These are all legitimate concerns, and ones frequently heard in right-of-center political discussions, but as an excuse for why governments should play no role whatsoever in redistribution or social welfare, they seem unlikely to be persuasive to most readers. I am personally inclined to Otteson’s way of thinking in many respects, but I am also under no illusion that my confidence in the potential of private charity to replace government programs is widely shared. Otteson, summarizing Adam Smith’s view on the topic, tells us that “to actually improve another’s situation require[s] extensive knowledge of the particular situation of the people involved, both that of the giver and that of the receiver.” Combine that with the underlying “knowledge problem” that Friedrich Hayek warned us afflicts all government plans and planners, and it would seem that government charity is a terrible idea.
But one doesn’t need to be an Elizabeth Warren policy advisor to suggest that government spending directed at a person’s most basic needs—food, housing, and medical care, for example—doesn’t require any specialized knowledge of a person’s circumstances in order to benefit them. Presumably, we all would like to eat, sleep indoors, and not die of preventable causes. Similarly, a lack of knowledge about a recipient’s particular requirements are what cash transfer payments are supposed to be for—the government doesn’t know exactly what I need, so it provides me with a check each month to spend on whatever I decide will benefit me most.
Otteson has further arguments and concerns, and no doubt would do well in a “Should We Have a Welfare State?” debate versus a socialist-inclined colleague. But as a guide for young, budding business students, I fear his categorical conclusions will come off as outside-the-Overton Window extremism and cause many readers to reject even the more mainstream elements of his argument. I also suspect that, for a general audience, it will generate a kind of jarring cognitive abruptness. Otteson moves from advising his readers that they should not cheat and steal during business deals (met with eager nods of agreement) to suggesting that no government should ever provide any social welfare support to anyone (met with confused frowns of concern).
While I personally am substantially in agreement with the arguments in the book, it seems like “Honorable Business” might be better broken into two volumes. The first would be the existing well-reasoned explanation of the ethical basis and moral value of voluntary transactions (the book for business students and businesspeople) and the second a vociferous defense of classical liberal political theory (for philosophy and government students, and anyone interested in small government advocacy). I fear that the latter, though well-written and tightly reasoned, might drive the audience for the former in the opposite direction as intended.
In any case, Otteson deserves high marks for taking on this project and presenting a reasonable, humane defense of business as a moral enterprise.
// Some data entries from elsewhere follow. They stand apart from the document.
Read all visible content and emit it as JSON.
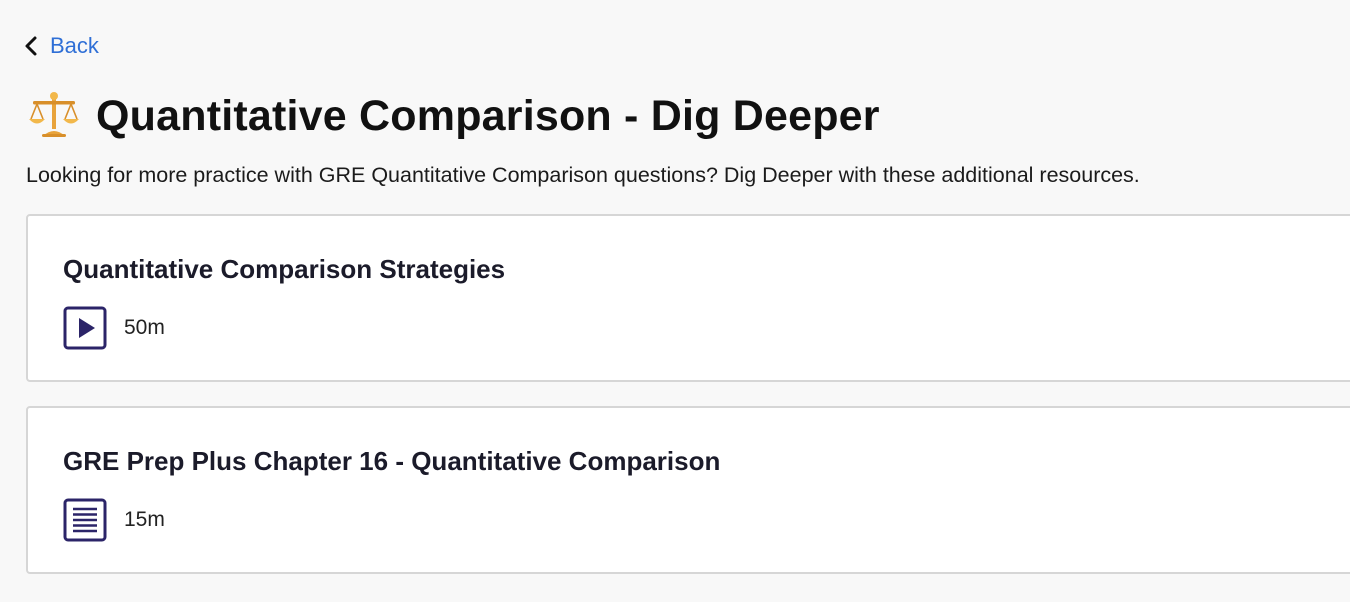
{
  "nav": {
    "back_label": "Back",
    "back_icon": "chevron-left-icon",
    "link_color": "#2f6fd6"
  },
  "header": {
    "icon": "scales-icon",
    "title": "Quantitative Comparison - Dig Deeper",
    "description": "Looking for more practice with GRE Quantitative Comparison questions? Dig Deeper with these additional resources."
  },
  "resources": [
    {
      "title": "Quantitative Comparison Strategies",
      "type_icon": "video-play-icon",
      "duration": "50m"
    },
    {
      "title": "GRE Prep Plus Chapter 16 - Quantitative Comparison",
      "type_icon": "document-icon",
      "duration": "15m"
    }
  ],
  "colors": {
    "icon_accent": "#2b2468",
    "title_icon_gold": "#e8a33b"
  }
}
As my Competitive Enterprise Institute colleague Fred L. Smith has frequently written, undergraduates and business school students desperately need a defense against the many fallacies and calumnies about the commercial world that we observe in popular culture and political rhetoric.
Human beings, as Otteson describes in one particularly fascinating passage, have a primordial, evolutionary suspicion of the kind of behaviors that are necessary to successful business—such as trusting strangers and allocating rewards in an impersonal, long-term manner. It’s essential to have material like “Honorable Business” to push back on those tribal instincts.